After this, I decided to approach the producers of other types of table and unit displays. Their Sales and Marketing department was quite excited. They enquired whether I could give them sole rights to the product, in return for which they were prepared to pay me a royalty. This got me really excited and then the CEO of the company burst my bubble.
According to him, the plastic food carvings would be competing with his table display products. With plastic ornamental food carvings on the scene, people would not use his products, thus decreasing his sales. “Thanks, but we’ll pass” was his decision. Here I learned an important lesson. Any new item should not decrease sales of present goods, but add to them, thereby providing users a wider selection.
I discussed my dilemma with a customer, and he told me, “Get in touch with the source.”
“And who would that be?” I inquired.
“Those who produce the real goods – bigger food carvings and ice carvings”, he said.
Initially, I thought it was not a very great idea. Obviously, if they had the marketplace cornered with bigger food carvings and ice carvings, they would probably not be fascinated at the idea of an alternative. But then it struck me that my product was not an alternative. I had small plastic food carving displays, which would perfectly complement the bigger ones. Thus, I grabbed the Yellow Pages and called up the first number.
I talked to the Managing Head and he was so thrilled with my idea that he hopped on to an airplane the very next morning and met with me. By the end of the day, we had reached an agreement wherein he would pay me a royalty on whatever sales of the pre-prepared ornamental food carvings he managed, and I left with a cheque in my pocket. Yes, there were some formalities to complete and loose ends to tie up, but that was just a little administrative work.
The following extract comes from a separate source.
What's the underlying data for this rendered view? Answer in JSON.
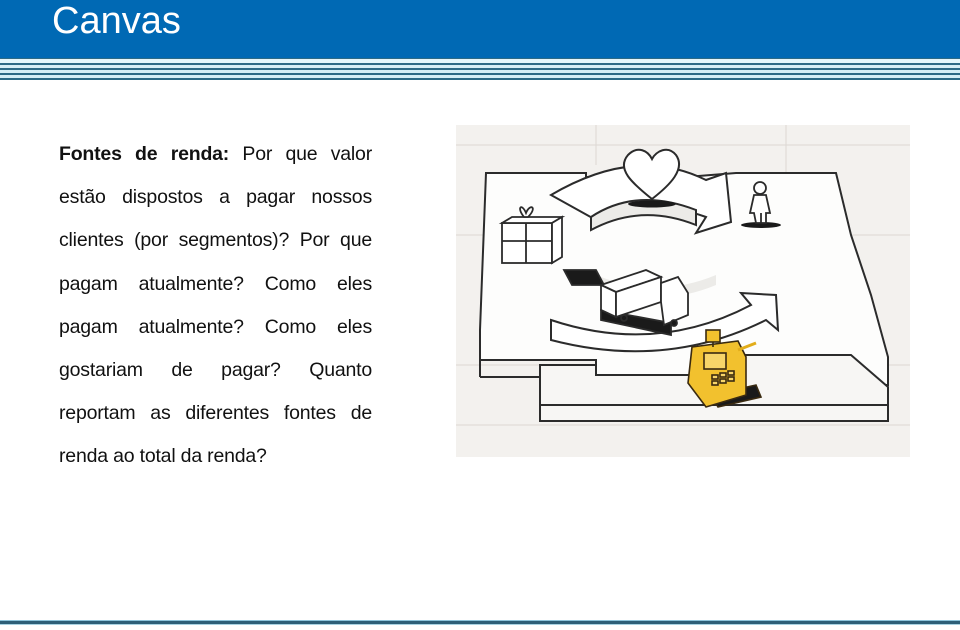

The deal was on.
From then, till now, I have obtained and re-sold the sole rights of various other goods such as:
- A product for gift wrapping presents in balloons
- A device for keeping open bin bags
- A collapsible bin
- A series of novelty door knobs
- Vending machines
- A device for rocking babies to sleep
- A bracket for holding paint tins on ladders
By reading all this, you are probably realising that here’s an idea which may work well for you too. You may have, in all likelihood, even come up with some possible ideas about goods that you can handle. Even if you haven’t, worry not. That’s what I’m going to do – educate you about how to search for goods and products, and come up with ideas, which will enable you to strike your own deals and earn handsome royalties.
The Appendix has a few sample agreements, which can be altered as per your individual needs.